n.d. Web. 5 Apr 2010. <http://rap.about.com/od/rootsofraphiphop/p/RootsOfRap.htm
Attridge, Derrick. Poetic Rhythm: An Introduction. Cambridge University Press, 2002. 90. Print.
Bradley, Adam. Book of Rhymes: The Poetics of Hip-Hop. Basic Civitas Books, 2009. 51-52.
Hatch, Thomas. A History of Hip-Hop: The Roots of Rap. Bloomington, MN: Red Brick
Learning, 2006. Print.
"Hip Hop News." Hip Hop Entertainment. Hip Hop History, n.d. Web. 5 Apr 2010.
"Is Hip-Hop Culture Harming Our Youth." Jet Magazine 4 Dec 2000: 30-38. Print.
Kirchheimer, Sid. "Does Rap Put Teens At Risk?." WebMD. WebMD, 3 March 2003. Web. 5

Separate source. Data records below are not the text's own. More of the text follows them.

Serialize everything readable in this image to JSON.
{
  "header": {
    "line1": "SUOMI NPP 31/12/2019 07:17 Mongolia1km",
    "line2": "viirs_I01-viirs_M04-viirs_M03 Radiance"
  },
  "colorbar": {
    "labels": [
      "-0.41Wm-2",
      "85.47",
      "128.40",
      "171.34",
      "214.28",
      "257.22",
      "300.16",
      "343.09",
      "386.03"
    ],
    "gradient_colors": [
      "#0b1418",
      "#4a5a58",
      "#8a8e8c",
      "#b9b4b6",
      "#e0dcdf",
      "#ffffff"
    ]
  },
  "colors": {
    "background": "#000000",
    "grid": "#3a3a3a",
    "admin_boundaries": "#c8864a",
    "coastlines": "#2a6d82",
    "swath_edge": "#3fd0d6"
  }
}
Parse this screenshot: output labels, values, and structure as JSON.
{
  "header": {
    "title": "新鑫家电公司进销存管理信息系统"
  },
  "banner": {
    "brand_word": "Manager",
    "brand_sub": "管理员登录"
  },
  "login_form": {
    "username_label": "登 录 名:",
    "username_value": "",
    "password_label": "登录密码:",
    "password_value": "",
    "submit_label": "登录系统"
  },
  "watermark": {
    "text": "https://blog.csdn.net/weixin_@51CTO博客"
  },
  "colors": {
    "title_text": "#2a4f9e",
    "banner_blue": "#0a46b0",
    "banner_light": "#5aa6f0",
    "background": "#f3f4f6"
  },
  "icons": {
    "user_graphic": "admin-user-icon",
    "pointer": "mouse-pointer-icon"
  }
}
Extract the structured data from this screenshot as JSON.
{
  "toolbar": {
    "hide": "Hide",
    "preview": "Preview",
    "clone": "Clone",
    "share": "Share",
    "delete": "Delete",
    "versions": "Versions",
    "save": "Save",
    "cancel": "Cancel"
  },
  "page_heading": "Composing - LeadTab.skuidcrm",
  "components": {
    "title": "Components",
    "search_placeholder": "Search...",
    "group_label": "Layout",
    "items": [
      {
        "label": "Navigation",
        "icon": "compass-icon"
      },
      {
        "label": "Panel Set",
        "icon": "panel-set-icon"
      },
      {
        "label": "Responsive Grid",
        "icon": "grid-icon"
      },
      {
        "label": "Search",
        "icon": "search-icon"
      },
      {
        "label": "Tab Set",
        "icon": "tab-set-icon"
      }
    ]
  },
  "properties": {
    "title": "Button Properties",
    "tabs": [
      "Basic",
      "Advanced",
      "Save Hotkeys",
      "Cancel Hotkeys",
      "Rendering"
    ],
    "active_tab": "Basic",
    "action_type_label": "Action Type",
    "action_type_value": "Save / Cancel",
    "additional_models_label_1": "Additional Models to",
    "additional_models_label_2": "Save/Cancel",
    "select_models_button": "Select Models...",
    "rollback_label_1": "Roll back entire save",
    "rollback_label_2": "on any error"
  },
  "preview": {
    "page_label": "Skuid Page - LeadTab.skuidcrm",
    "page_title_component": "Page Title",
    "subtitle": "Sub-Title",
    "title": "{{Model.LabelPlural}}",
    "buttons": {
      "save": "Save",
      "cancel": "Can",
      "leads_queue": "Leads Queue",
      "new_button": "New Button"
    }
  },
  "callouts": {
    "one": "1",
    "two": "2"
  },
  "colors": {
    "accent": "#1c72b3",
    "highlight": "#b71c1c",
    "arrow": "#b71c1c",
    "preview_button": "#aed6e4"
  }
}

Apr 2010. <http://www.webmd.com/baby/news/20030303/does-rap-put-teens-at-risk>.